Kahneman introduces the two systems of thinking, System 1 and System 2. System 1 is fast, automatic, and emotional, while System 2 is slower, more deliberative, and more logical. He argues that our thinking is often influenced by a variety of cognitive biases and heuristics, which can lead us to make irrational decisions.
Chapter 2: The Illusion of Transparency
Kahneman explains that we often overestimate our ability to know our own thoughts and emotions, as well as the thoughts and emotions of others. We tend to believe that our own experiences are more vivid and memorable than those of others, and we often misjudge the accuracy of our own memories.
Chapter 3: Noise
Kahneman discusses the role of chance in our lives, and how random events can often have a significant impact on our decisions and behavior. He argues that we often underestimate the role of chance in our lives, and overestimate our own abilities and control.
Chapter 4: The Halo Effect
Kahneman explains the halo effect, which is the tendency to judge a person or thing based on a single characteristic or trait. We often use this shortcut to make quick judgments about people, products, and ideas, but it can often lead us to make irrational decisions.
Chapter 5: Loss Aversion
Kahneman discusses the concept of loss aversion, which is the tendency to feel much more strongly about losses than gains. We often make decisions based on the potential for loss, even if the potential for gain is much greater.
Chapter 6: The Planning Fallacy
Kahneman explains the planning fallacy, which is the tendency to underestimate the time and resources required to complete a task.
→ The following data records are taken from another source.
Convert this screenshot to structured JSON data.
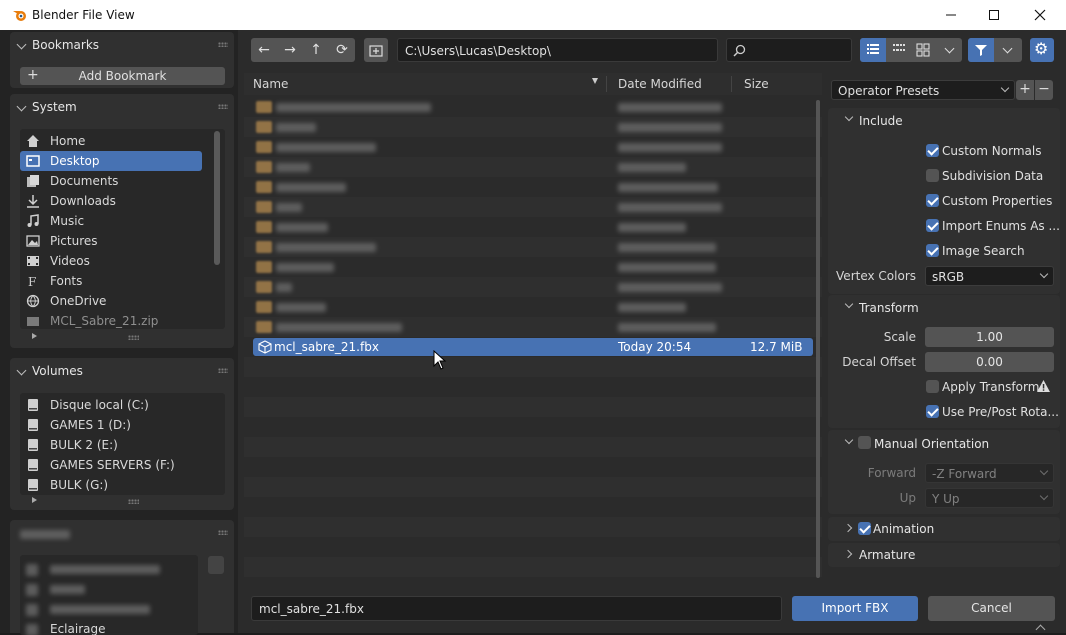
{
  "window": {
    "title": "Blender File View"
  },
  "bookmarks": {
    "title": "Bookmarks",
    "add_label": "Add Bookmark"
  },
  "system": {
    "title": "System",
    "items": [
      {
        "label": "Home",
        "icon": "home-icon"
      },
      {
        "label": "Desktop",
        "icon": "desktop-icon",
        "selected": true
      },
      {
        "label": "Documents",
        "icon": "documents-icon"
      },
      {
        "label": "Downloads",
        "icon": "downloads-icon"
      },
      {
        "label": "Music",
        "icon": "music-icon"
      },
      {
        "label": "Pictures",
        "icon": "pictures-icon"
      },
      {
        "label": "Videos",
        "icon": "videos-icon"
      },
      {
        "label": "Fonts",
        "icon": "fonts-icon"
      },
      {
        "label": "OneDrive",
        "icon": "onedrive-icon"
      },
      {
        "label": "MCL_Sabre_21.zip",
        "icon": "zip-icon"
      }
    ]
  },
  "volumes": {
    "title": "Volumes",
    "items": [
      {
        "label": "Disque local (C:)"
      },
      {
        "label": "GAMES 1 (D:)"
      },
      {
        "label": "BULK 2 (E:)"
      },
      {
        "label": "GAMES SERVERS (F:)"
      },
      {
        "label": "BULK (G:)"
      }
    ]
  },
  "recent": {
    "partial_label": "Eclairage"
  },
  "path": {
    "value": "C:\\Users\\Lucas\\Desktop\\"
  },
  "search": {
    "placeholder": ""
  },
  "columns": {
    "name": "Name",
    "date": "Date Modified",
    "size": "Size"
  },
  "selected_file": {
    "name": "mcl_sabre_21.fbx",
    "date": "Today 20:54",
    "size": "12.7 MiB"
  },
  "filename": {
    "value": "mcl_sabre_21.fbx"
  },
  "buttons": {
    "import": "Import FBX",
    "cancel": "Cancel"
  },
  "colors": {
    "accent": "#4772b3",
    "background": "#2b2b2b",
    "panel": "#303030",
    "field": "#1d1d1d"
  },
  "operator_presets": {
    "label": "Operator Presets"
  },
  "include": {
    "title": "Include",
    "custom_normals": {
      "label": "Custom Normals",
      "checked": true
    },
    "subdivision_data": {
      "label": "Subdivision Data",
      "checked": false
    },
    "custom_properties": {
      "label": "Custom Properties",
      "checked": true
    },
    "import_enums": {
      "label": "Import Enums As ...",
      "checked": true
    },
    "image_search": {
      "label": "Image Search",
      "checked": true
    },
    "vertex_colors": {
      "label": "Vertex Colors",
      "value": "sRGB"
    }
  },
  "transform": {
    "title": "Transform",
    "scale": {
      "label": "Scale",
      "value": "1.00"
    },
    "decal_offset": {
      "label": "Decal Offset",
      "value": "0.00"
    },
    "apply_transform": {
      "label": "Apply Transform",
      "checked": false
    },
    "use_prepost": {
      "label": "Use Pre/Post Rota...",
      "checked": true
    }
  },
  "manual_orientation": {
    "title": "Manual Orientation",
    "checked": false,
    "forward": {
      "label": "Forward",
      "value": "-Z Forward"
    },
    "up": {
      "label": "Up",
      "value": "Y Up"
    }
  },
  "animation": {
    "title": "Animation",
    "checked": true
  },
  "armature": {
    "title": "Armature"
  }
}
We often make plans based on optimistic assumptions about the future, which can lead to disappointment and failure.
Chapter 7: The Endowment Effect
Kahneman discusses the endowment effect, which is the tendency to value something more highly simply because we own it. We often make irrational decisions based on this cognitive bias, and overvalue things simply because we possess them.
Overall, Thinking, Fast and Slow is a thought-provoking book that challenges our assumptions about the way we think and make decisions. Kahneman’s insights into the cognitive biases and heuristics that influence our thinking are eye-opening, and his advice on how to overcome these biases is practical and useful. Whether you’re a psychology enthusiast or simply someone who wants to improve your decision-making skills, this book is well worth reading.